microRNA mechanism and its involvement in DNA damage response pathway

Martin Bushell1

1MRC Toxicology Unit, Leicester, UK

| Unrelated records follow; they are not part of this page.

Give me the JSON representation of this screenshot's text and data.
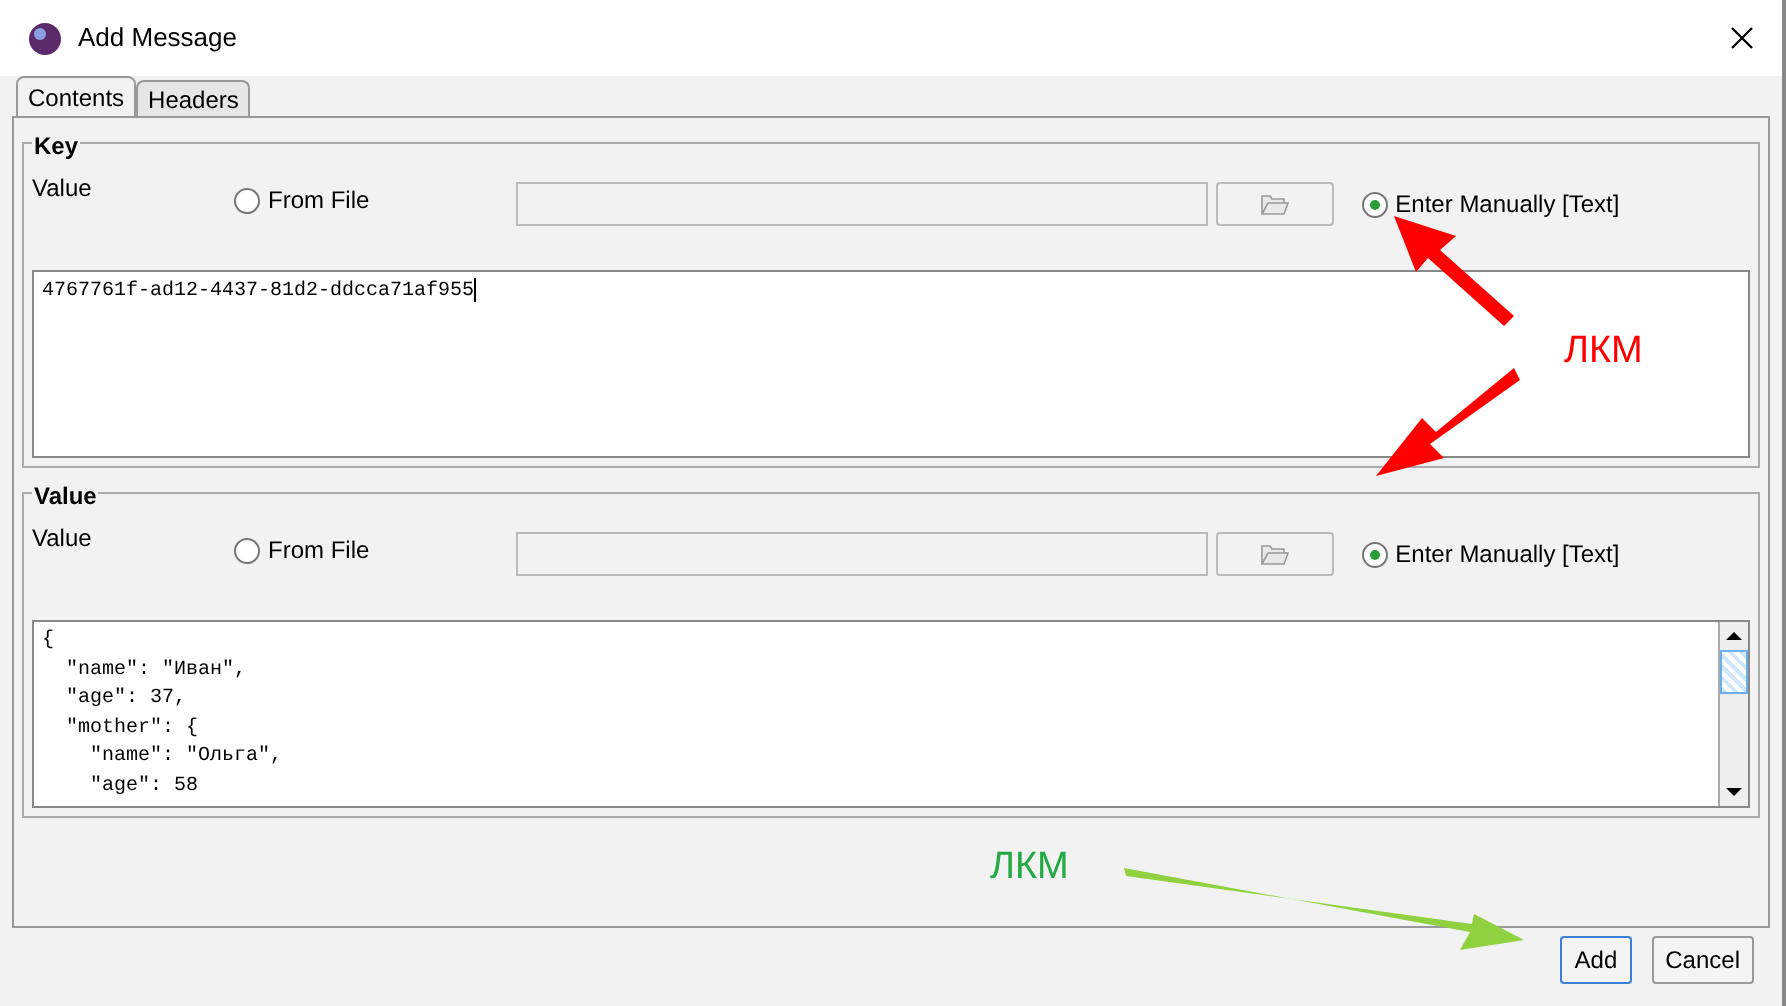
{
  "window": {
    "title": "Add Message"
  },
  "tabs": [
    {
      "label": "Contents",
      "selected": true
    },
    {
      "label": "Headers",
      "selected": false
    }
  ],
  "key": {
    "group_title": "Key",
    "row_label": "Value",
    "options": [
      {
        "label": "From File",
        "selected": false
      },
      {
        "label": "Enter Manually [Text]",
        "selected": true
      }
    ],
    "lines": [
      "4767761f-ad12-4437-81d2-ddcca71af955"
    ]
  },
  "value": {
    "group_title": "Value",
    "row_label": "Value",
    "options": [
      {
        "label": "From File",
        "selected": false
      },
      {
        "label": "Enter Manually [Text]",
        "selected": true
      }
    ],
    "lines": [
      "{",
      "  \"name\": \"Иван\",",
      "  \"age\": 37,",
      "  \"mother\": {",
      "    \"name\": \"Ольга\",",
      "    \"age\": 58"
    ]
  },
  "buttons": [
    {
      "label": "Add",
      "selected": true
    },
    {
      "label": "Cancel",
      "selected": false
    }
  ],
  "annotations": [
    {
      "text": "ЛКМ",
      "color": "#ff0000"
    },
    {
      "text": "ЛКМ",
      "color": "#22aa44"
    }
  ]
}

The discovery of microRNAs (miRNAs) has revolutionised the way in which we view gene expression. In human`s there are approximately 1000 miRNAs in the genome, each on average targeting ~200 different mRNAs, with estimates suggesting that at least 60% of all protein encoding mRNAs are controlled by miRNAs. Intensive analysis of tissues from a large diverse set of human diseases has shown dramatic alterations in the miRNAs profiles following disease onset. Moreover, global changes in miRNA function either by, alterations in the miRNA biogenesis pathways or changes in the target mRNA's 3'UTR length have been observed in many disease setting. Regardless of the disregulation mechanisms, miRNAs have been shown to be sufficient and required for the development of a number of diseases, particularly cancer. These small non-coding RNA molecules inhibit gene expression by binding to complementary regions within target mRNAs. It is well known that following engagement with the target mRNA, miRNAs induce both the translation repression and cause mRNA destabilisation of the targeted mRNA. However, the exact mechanism by which these small RNA molecules control gene expression has remained elusive. Here I will discuss our investigations into how miRNAs control gene expression and show how the miRNA biogenesis enzymes appear to have a second pivotal cellular function, moonlighting in the DNA repair pathway.